When new VM-based platform support is added to vrnetlab, it is usually accompanied by a new containerlab version. In this case the table row will have both containerlab and vrnetlab versions.
When vrnetlab adds new features that don't require containerlab changes, the table will have only vrnetlab version.
When containerlab adds new features that don't require vrnetlab changes, the table will not list containerlab version.
It is worth noting, that you can use the latest containerlab version with a given vrnetlab version, even if the table doesn't list the latest containerlab version.
Building vrnetlab images#
To build a vrnetlab image compatible with containerlab, users first need to ensure that the versions of both projects follow compatibility matrix.
hellt/vrnetlaband checkout to a version compatible with containerlab release:
- Enter the directory for the image of interest
- Follow the build instructions from the README.md file in the image directory
Supported VM products#
The images that work with containerlab will appear in the supported list as we implement the necessary integration.
|Nokia SR OS
|SRL & SR OS
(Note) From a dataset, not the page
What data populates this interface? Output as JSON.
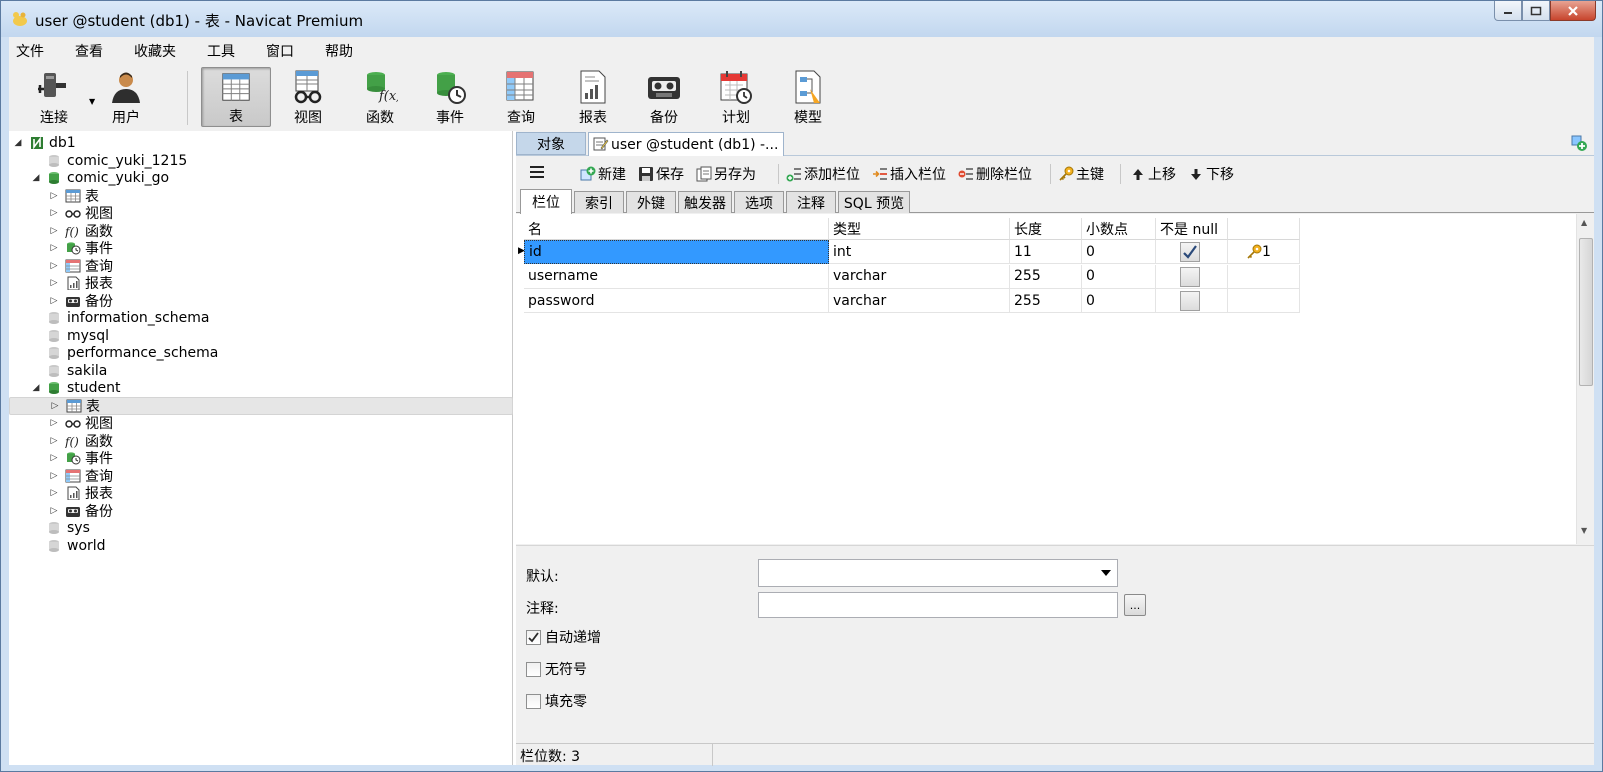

|When building SR OS vrnetlab image for use with containerlab, do not provide the license during the image build process. The license shall be provided in the containerlab topology definition file1.
|SRL & vMX
|SRL & XRv
|SRL & XRv9k
|Cisco Nexus 9000v
|Palo Alto PAN
Containerlab offers several ways of connecting VM-based routers with the rest of the docker workloads. By default, vrnetlab integrated routers will use tc backend2, which doesn't require any additional packages to be installed on the container host and supports transparent passage of LACP frames.
Any other datapaths?
tc based datapath should cover all the needed connectivity requirements, if other bridge-like datapaths are needed, Containerlab offers OpenvSwitch and Linux bridge modes.
Users can plug in those datapaths by specifying
CONNECTION_MODE env variable:
A simultaneous boot of many qemu nodes may stress the underlying system, which sometimes renders in a boot loop or system halt. If the container host doesn't have enough capacity to bear the simultaneous boot of many qemu nodes, it is still possible to successfully run them by scheduling their boot time.
Starting with v0.51.0 users may define a "staged" boot process by defining the
wait-for dependencies between the VM-based nodes.
Consider the following example where the first SR OS nodes will boot immediately, whereas the second node will wait till the first node is reached the
When using VM-based nodes and creating the dependencies for the heatlhy stage, it is important to ensure that no links exist between the nodes that depend on each other. This is because the VM-based node do not support link hot plugging and wait till all the links are attached to the container before starting the boot process.
Pay attention, as it may lead to a deadlock situation where the nodes are waiting for each other to boot.
A predecessor of the Boot Order is the boot delay that can be set with
BOOT_DELAY environment variable that the supported VM-based nodes will respect.
Consider the following example where the first SR OS nodes will boot immediately, whereas the second node will sleep for 30 seconds and then start the boot process:
This method is not as flexible as the Boot Order, since you rely on the fixed delay, and it doesn't allow for the dynamic boot order based on the node health.
Typically a lab consists of a few types of VMs which are spawned and interconnected with each other. Consider a lab consisting of 5 interconnected routers; one router uses VM image X, and four routers use VM image Y.
Effectively we run just two types of VMs in that lab, and thus we can implement a memory deduplication technique that drastically reduces the memory footprint of a lab. In Linux, this can be achieved with technologies like UKSM/KSM. Refer to this article that explains the methodology and provides steps to get UKSM working on Ubuntu/Fedora systems.
to have a guaranteed compatibility checkout to the mentioned tag and build the images. ↩